lanwin
03/29/2008 07:27 PM by
lanwin

I suggest this less verbos syntax:

public AsyncEndAction Index()

{

IAsyncResult result = userRepository.BeginGetUserInformation(CurrentUser,

        ControllerContext.Async.Callback,

        ControllerContext.Async.State);

return delegate

{

PropertyBag["userInfo"] = userRepository.EndGetUserInformation(result);

}

}

Ayende Rahien
03/30/2008 11:25 AM by
Ayende Rahien

dimitrod,

The way this is handled in RegisterAsyncTask is complex, and highly dependent on the WebForms infrastructure.

Basically, they setup a time for this to catch this.

Yes, we can do that, but it is not trivial.

Ori Peleg
04/01/2008 08:44 AM by
Ori Peleg

Awesome!

How can you chain several blocking operations and handlers between Begin and End? e.g.

process -> (db query) -> process -> (web service) -> process -> response

Anything similar to "deferred" from Twisted? (http://twistedmatrix.com/projects/core/documentation/howto/defer.html)

Ori Peleg
04/01/2008 08:54 AM by
Ori Peleg

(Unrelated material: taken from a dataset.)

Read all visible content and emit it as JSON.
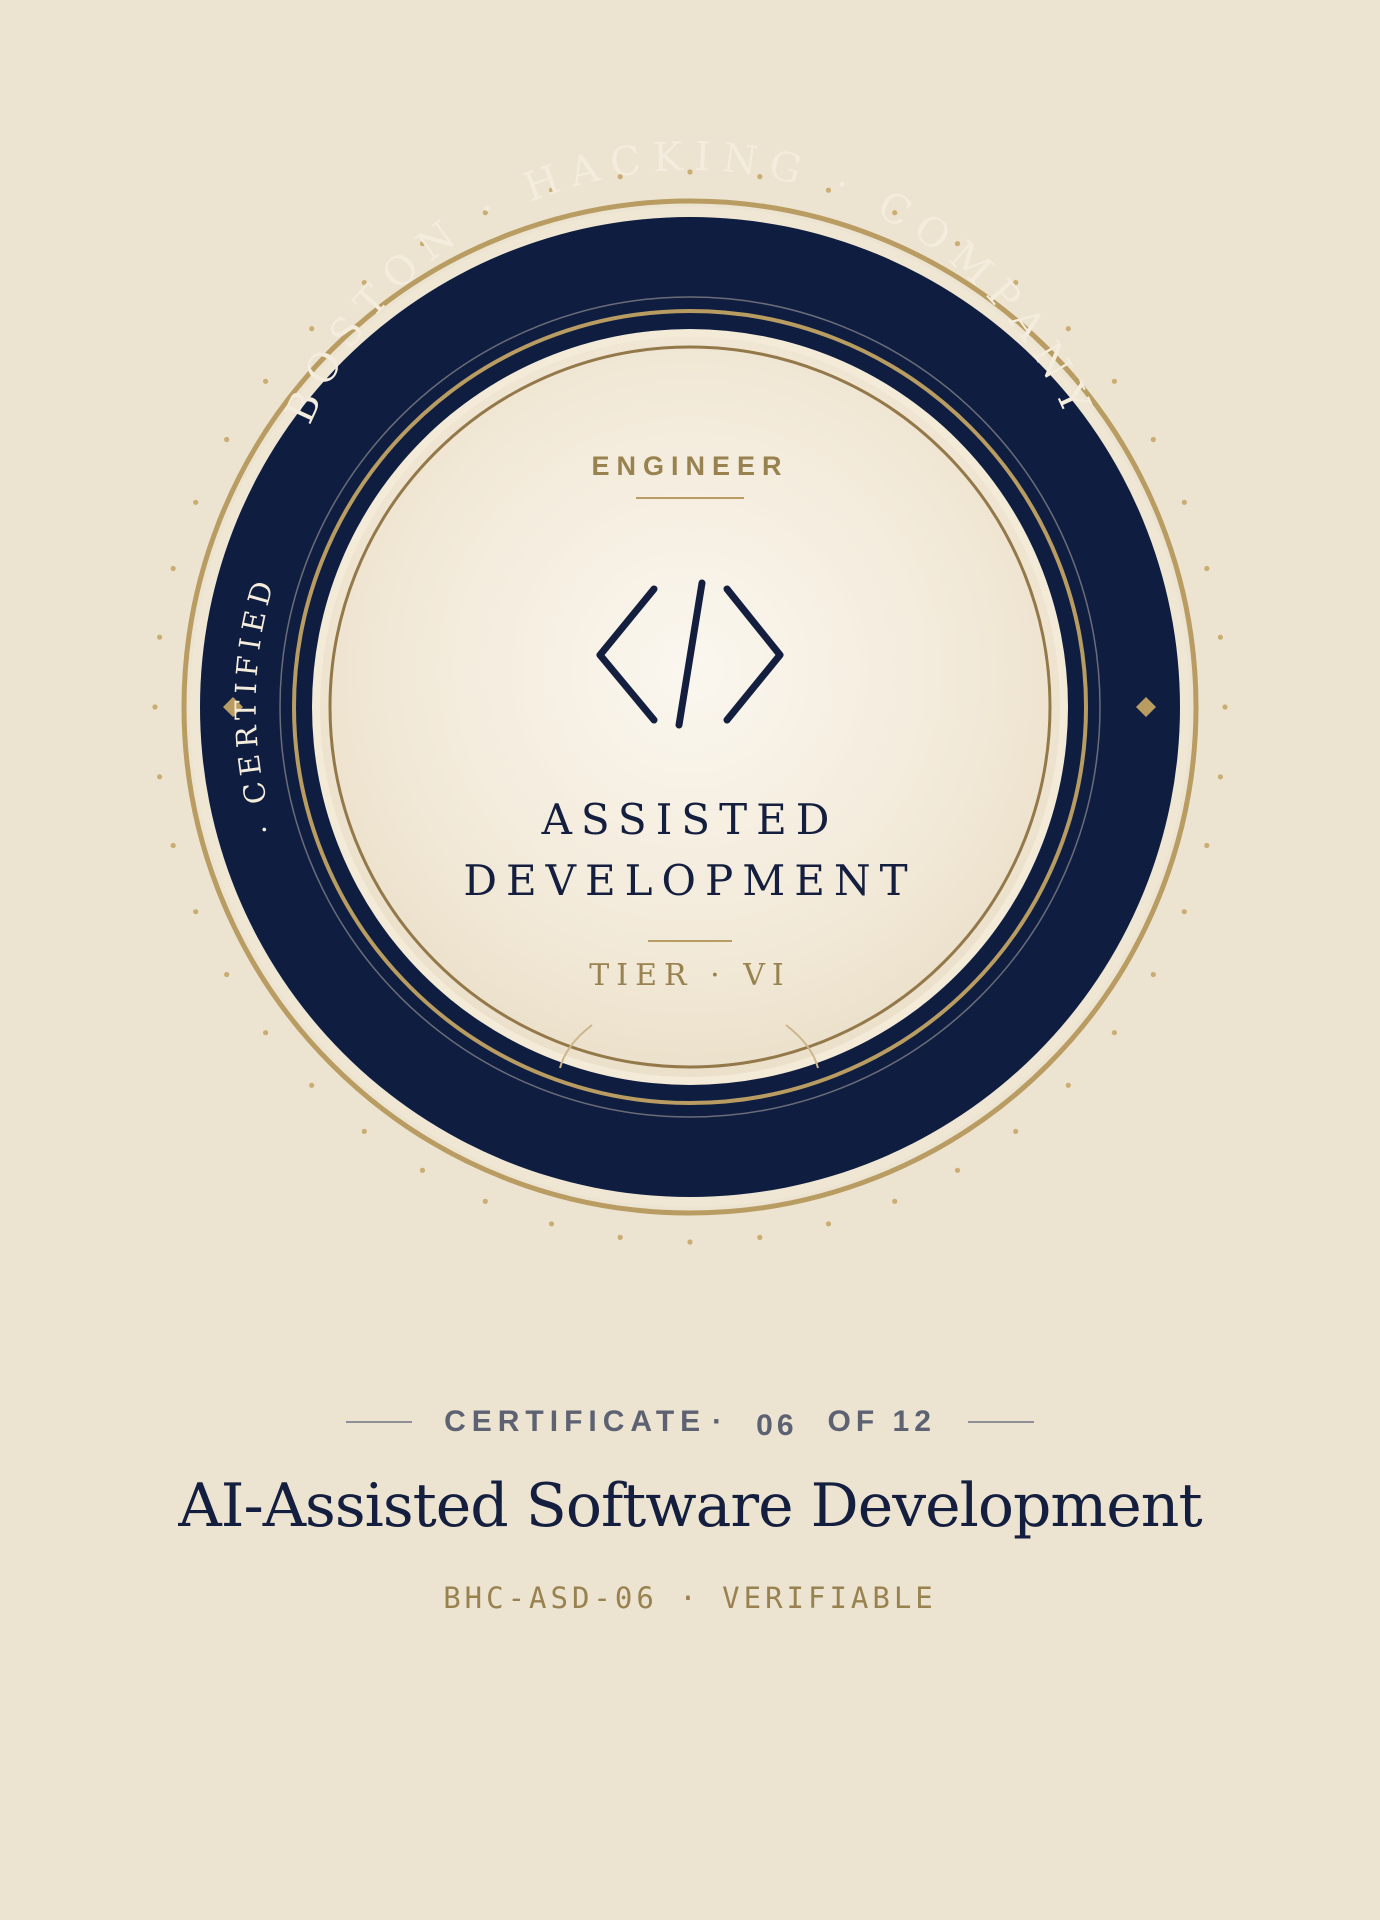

Just saw the reference to CompositeAsyncResult, I'll check it out :)

Comments have been closed on this topic.